(Website and app data records)
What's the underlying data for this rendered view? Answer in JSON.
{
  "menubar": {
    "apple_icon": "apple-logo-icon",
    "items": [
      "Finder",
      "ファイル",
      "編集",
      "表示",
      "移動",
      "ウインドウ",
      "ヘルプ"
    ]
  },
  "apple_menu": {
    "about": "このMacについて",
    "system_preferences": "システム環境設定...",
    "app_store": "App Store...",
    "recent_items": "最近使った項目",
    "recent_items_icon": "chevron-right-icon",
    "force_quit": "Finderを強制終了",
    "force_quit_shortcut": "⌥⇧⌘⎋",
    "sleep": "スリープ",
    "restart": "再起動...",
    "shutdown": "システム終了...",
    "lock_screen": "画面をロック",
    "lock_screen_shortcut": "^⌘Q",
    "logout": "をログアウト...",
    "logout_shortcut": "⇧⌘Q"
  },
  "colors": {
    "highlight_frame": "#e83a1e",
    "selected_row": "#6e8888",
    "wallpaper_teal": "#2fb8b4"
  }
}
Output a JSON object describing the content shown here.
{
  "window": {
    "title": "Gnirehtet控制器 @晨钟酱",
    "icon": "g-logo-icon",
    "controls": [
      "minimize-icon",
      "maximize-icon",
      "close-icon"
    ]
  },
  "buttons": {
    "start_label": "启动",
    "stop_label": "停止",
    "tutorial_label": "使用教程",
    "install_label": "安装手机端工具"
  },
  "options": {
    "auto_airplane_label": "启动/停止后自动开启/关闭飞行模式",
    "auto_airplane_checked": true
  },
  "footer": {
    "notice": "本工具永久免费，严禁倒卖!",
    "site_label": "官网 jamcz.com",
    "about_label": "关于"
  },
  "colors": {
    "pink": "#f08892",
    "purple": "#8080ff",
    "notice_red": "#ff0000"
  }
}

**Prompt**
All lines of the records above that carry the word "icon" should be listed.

**The completed task**
    "apple_icon": "apple-logo-icon",
    "recent_items_icon": "chevron-right-icon",
    "icon": "g-logo-icon",
      "minimize-icon",
      "maximize-icon",
      "close-icon"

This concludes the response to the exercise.